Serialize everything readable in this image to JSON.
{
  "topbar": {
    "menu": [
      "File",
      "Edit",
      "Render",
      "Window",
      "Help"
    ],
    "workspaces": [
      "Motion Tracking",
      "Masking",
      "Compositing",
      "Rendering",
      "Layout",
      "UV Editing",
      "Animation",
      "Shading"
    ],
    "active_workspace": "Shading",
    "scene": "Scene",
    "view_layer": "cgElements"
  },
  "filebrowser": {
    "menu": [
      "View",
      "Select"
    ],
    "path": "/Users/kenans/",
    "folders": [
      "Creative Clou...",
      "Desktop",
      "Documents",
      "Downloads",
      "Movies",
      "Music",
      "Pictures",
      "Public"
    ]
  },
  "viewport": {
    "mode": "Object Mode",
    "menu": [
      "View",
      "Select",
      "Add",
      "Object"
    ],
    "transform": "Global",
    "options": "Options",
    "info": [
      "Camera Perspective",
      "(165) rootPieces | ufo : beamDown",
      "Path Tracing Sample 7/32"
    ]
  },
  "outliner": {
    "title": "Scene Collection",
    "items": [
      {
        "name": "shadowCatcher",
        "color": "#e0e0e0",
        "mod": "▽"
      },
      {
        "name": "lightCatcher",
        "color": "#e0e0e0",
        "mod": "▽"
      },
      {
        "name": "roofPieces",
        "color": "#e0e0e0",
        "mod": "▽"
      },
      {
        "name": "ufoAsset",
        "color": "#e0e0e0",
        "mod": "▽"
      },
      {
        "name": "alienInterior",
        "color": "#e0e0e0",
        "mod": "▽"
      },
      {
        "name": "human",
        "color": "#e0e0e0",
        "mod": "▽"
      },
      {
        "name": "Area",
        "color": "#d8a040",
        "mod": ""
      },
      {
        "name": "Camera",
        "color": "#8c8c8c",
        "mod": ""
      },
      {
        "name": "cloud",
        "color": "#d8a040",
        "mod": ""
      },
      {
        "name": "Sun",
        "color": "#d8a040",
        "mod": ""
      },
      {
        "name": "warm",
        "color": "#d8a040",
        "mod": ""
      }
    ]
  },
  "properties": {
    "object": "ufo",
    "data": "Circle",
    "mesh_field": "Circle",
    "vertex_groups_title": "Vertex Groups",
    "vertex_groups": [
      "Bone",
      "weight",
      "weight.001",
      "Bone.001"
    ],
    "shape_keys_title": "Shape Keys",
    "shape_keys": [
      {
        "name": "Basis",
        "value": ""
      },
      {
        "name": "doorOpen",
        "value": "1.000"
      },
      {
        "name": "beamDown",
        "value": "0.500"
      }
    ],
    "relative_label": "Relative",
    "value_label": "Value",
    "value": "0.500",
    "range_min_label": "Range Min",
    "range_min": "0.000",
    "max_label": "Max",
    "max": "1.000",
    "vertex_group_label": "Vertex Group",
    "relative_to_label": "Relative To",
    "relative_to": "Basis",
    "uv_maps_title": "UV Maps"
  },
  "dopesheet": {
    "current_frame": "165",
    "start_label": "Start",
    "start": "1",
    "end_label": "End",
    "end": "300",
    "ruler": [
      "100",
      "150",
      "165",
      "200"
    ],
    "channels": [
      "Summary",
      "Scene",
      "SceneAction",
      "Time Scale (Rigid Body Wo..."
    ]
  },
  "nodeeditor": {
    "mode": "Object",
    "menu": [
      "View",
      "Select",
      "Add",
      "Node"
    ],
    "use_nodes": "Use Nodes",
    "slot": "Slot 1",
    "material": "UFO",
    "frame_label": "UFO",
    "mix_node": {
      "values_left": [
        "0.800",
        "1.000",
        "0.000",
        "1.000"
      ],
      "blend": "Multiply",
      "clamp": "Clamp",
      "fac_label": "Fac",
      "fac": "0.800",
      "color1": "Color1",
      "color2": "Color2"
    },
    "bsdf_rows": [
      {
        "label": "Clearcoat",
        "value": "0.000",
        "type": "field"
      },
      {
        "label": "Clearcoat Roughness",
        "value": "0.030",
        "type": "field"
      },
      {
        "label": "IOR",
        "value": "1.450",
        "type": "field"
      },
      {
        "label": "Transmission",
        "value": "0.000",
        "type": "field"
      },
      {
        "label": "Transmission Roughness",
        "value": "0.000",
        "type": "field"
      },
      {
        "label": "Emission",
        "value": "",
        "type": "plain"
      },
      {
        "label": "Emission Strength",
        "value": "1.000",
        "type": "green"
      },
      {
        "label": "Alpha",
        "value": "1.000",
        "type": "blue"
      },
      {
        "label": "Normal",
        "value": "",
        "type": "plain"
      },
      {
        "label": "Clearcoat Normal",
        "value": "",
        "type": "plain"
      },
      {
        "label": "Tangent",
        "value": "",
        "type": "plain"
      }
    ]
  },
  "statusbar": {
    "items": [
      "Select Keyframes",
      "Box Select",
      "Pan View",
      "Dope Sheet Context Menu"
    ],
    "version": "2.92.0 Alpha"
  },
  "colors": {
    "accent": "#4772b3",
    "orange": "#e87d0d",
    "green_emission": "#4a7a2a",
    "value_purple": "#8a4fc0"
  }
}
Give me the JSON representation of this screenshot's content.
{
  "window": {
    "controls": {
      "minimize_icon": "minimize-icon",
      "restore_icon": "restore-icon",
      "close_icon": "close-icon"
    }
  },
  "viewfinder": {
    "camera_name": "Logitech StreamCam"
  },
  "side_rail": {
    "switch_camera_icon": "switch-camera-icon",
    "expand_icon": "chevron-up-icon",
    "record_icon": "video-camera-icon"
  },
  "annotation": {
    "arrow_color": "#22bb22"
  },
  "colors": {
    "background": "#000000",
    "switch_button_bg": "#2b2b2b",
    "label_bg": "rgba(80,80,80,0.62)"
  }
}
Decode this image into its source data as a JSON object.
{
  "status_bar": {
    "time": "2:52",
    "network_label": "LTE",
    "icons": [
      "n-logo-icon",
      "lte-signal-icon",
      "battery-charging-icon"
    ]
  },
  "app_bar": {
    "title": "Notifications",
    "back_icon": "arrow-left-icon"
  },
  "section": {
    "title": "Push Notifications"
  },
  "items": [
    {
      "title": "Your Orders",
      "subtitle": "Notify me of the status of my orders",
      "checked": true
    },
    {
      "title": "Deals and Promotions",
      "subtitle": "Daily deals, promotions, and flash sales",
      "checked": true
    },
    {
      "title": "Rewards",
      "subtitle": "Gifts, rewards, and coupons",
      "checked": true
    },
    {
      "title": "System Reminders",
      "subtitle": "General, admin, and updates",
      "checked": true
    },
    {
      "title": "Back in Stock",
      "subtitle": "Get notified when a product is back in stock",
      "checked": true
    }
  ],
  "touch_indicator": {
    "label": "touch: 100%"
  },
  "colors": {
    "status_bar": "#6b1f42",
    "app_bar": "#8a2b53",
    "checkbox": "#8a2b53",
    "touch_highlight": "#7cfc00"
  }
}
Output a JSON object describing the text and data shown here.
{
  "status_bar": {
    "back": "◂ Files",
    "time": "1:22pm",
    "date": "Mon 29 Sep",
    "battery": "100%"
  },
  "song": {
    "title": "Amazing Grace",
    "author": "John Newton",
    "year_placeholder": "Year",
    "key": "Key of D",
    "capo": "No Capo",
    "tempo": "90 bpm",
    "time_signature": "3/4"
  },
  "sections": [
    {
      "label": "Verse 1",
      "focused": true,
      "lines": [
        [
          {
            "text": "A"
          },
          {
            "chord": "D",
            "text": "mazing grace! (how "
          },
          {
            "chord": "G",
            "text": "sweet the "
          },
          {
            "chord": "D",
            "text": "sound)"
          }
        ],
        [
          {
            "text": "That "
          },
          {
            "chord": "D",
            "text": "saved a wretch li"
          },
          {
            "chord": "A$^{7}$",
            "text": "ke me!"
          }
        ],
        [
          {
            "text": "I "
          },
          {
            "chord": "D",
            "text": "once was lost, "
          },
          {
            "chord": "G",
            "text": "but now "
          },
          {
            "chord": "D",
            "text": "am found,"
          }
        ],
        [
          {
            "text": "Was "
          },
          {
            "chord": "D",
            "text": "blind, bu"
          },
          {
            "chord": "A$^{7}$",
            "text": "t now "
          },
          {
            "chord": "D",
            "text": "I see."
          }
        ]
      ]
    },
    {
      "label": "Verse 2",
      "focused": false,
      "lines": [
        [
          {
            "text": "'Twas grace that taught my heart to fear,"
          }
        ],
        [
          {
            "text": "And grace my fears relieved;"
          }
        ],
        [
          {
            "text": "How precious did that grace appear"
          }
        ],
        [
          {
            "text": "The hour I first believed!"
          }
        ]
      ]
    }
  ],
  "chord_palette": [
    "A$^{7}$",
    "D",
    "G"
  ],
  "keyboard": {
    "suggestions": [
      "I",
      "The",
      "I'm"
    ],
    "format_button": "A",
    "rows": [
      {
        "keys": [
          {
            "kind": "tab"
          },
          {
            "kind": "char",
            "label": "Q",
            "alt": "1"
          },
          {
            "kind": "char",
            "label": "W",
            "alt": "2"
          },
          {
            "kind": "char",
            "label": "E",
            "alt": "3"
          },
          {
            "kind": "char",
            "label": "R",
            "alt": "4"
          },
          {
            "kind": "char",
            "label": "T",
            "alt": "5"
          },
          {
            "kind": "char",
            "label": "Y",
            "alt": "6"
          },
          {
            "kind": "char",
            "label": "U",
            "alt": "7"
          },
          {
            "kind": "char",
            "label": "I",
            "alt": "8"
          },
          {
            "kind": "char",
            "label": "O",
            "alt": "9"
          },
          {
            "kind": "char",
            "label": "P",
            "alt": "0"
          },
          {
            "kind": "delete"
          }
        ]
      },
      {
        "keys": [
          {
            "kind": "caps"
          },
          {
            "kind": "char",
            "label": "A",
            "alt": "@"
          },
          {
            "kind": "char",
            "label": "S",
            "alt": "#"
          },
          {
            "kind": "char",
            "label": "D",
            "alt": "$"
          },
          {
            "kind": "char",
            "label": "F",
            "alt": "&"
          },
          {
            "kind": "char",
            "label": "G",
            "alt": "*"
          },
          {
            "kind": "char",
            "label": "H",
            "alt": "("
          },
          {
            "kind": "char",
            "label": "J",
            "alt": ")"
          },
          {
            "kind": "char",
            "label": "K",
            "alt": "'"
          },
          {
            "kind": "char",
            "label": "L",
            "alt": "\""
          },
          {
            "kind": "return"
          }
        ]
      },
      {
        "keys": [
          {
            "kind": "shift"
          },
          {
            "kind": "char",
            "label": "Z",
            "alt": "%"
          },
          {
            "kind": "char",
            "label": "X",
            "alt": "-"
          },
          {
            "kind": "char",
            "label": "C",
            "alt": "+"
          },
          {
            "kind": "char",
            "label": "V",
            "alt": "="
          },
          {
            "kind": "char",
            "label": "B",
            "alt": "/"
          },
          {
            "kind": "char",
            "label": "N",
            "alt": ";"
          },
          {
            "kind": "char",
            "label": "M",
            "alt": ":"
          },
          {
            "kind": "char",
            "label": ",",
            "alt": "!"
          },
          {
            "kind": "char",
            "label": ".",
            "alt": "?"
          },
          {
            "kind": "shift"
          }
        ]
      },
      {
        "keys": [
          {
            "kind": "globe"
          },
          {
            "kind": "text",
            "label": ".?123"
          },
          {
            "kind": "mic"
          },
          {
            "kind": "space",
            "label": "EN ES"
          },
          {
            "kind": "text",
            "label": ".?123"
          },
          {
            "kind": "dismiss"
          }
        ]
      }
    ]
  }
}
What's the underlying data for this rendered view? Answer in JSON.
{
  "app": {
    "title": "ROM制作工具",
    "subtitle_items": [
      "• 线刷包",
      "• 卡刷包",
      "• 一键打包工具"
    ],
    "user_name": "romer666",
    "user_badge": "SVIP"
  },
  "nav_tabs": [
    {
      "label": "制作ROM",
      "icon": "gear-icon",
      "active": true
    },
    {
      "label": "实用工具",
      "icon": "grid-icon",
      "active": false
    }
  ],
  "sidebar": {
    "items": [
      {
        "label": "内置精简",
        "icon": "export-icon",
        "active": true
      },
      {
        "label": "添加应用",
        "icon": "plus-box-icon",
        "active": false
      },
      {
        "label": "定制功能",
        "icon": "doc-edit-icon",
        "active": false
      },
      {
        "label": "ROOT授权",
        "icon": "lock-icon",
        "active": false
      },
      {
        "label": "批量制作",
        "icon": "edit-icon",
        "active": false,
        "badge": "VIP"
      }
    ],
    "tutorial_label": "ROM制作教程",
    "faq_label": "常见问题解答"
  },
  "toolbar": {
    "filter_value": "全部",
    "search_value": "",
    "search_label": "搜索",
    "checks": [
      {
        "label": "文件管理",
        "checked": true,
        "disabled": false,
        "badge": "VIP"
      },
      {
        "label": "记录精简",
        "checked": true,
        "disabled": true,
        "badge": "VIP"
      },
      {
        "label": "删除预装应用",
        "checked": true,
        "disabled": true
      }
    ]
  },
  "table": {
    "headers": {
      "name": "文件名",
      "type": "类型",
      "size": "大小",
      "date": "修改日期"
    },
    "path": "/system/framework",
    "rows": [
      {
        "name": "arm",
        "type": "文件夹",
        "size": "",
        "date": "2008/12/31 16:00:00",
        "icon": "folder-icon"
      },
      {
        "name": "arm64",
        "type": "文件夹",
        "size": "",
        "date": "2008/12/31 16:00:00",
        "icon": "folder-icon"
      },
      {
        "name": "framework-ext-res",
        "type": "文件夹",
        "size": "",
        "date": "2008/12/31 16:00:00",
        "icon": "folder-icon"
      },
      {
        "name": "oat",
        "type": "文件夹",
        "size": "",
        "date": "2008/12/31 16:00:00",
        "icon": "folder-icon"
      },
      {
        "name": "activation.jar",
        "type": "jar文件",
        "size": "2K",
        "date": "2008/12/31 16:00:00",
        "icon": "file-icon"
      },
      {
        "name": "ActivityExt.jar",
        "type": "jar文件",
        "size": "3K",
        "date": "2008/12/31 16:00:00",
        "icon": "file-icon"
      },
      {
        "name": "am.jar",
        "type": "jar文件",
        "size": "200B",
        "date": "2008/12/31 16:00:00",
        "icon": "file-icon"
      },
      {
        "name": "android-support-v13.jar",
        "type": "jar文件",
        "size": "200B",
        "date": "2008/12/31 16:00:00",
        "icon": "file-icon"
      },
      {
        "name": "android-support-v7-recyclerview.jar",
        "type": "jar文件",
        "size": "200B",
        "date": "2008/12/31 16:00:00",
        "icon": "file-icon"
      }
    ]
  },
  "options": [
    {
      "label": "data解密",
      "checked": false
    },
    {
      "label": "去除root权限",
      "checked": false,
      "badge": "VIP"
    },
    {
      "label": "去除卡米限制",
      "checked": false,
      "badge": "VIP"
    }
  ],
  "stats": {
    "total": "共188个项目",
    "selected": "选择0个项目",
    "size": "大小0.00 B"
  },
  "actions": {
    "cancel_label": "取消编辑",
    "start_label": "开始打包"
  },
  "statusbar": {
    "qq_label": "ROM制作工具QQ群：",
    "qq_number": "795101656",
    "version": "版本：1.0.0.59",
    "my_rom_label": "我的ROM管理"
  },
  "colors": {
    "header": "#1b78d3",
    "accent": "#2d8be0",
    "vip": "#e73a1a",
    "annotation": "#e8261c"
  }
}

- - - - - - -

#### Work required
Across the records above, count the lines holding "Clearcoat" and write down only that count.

#### Response to the task
3